**Required work:** Produce a verbatim copy of the following records, leaving out all pictures.

Dataset section start

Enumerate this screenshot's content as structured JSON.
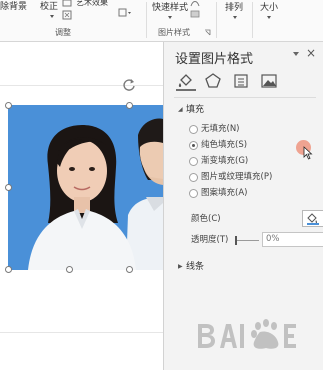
{
  "ribbon": {
    "remove_bg_label": "除背景",
    "correct_label": "校正",
    "artistic_label": "艺术效果",
    "adjust_group": "调整",
    "quick_styles_label": "快速样式",
    "picture_styles_group": "图片样式",
    "arrange_label": "排列",
    "size_label": "大小"
  },
  "pane": {
    "title": "设置图片格式",
    "close_symbol": "×",
    "fill_section": "填充",
    "fill_options": [
      {
        "label": "无填充(N)",
        "selected": false
      },
      {
        "label": "纯色填充(S)",
        "selected": true
      },
      {
        "label": "渐变填充(G)",
        "selected": false
      },
      {
        "label": "图片或纹理填充(P)",
        "selected": false
      },
      {
        "label": "图案填充(A)",
        "selected": false
      }
    ],
    "color_label": "颜色(C)",
    "transparency_label": "透明度(T)",
    "transparency_value": "0%",
    "line_section": "线条"
  },
  "colors": {
    "photo_background": "#4a90d8",
    "pane_background": "#f3f3f3",
    "cursor_highlight": "#ee9a86"
  },
  "icons": [
    "fill-bucket-icon",
    "pentagon-effects-icon",
    "size-properties-icon",
    "picture-icon",
    "rotate-icon",
    "cursor-icon",
    "paint-bucket-icon",
    "close-icon"
  ]
}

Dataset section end

**Output below:**
Enumerate this screenshot's content as structured JSON.
{
  "ribbon": {
    "remove_bg_label": "除背景",
    "correct_label": "校正",
    "artistic_label": "艺术效果",
    "adjust_group": "调整",
    "quick_styles_label": "快速样式",
    "picture_styles_group": "图片样式",
    "arrange_label": "排列",
    "size_label": "大小"
  },
  "pane": {
    "title": "设置图片格式",
    "close_symbol": "×",
    "fill_section": "填充",
    "fill_options": [
      {
        "label": "无填充(N)",
        "selected": false
      },
      {
        "label": "纯色填充(S)",
        "selected": true
      },
      {
        "label": "渐变填充(G)",
        "selected": false
      },
      {
        "label": "图片或纹理填充(P)",
        "selected": false
      },
      {
        "label": "图案填充(A)",
        "selected": false
      }
    ],
    "color_label": "颜色(C)",
    "transparency_label": "透明度(T)",
    "transparency_value": "0%",
    "line_section": "线条"
  },
  "colors": {
    "photo_background": "#4a90d8",
    "pane_background": "#f3f3f3",
    "cursor_highlight": "#ee9a86"
  },
  "icons": [
    "fill-bucket-icon",
    "pentagon-effects-icon",
    "size-properties-icon",
    "picture-icon",
    "rotate-icon",
    "cursor-icon",
    "paint-bucket-icon",
    "close-icon"
  ]
}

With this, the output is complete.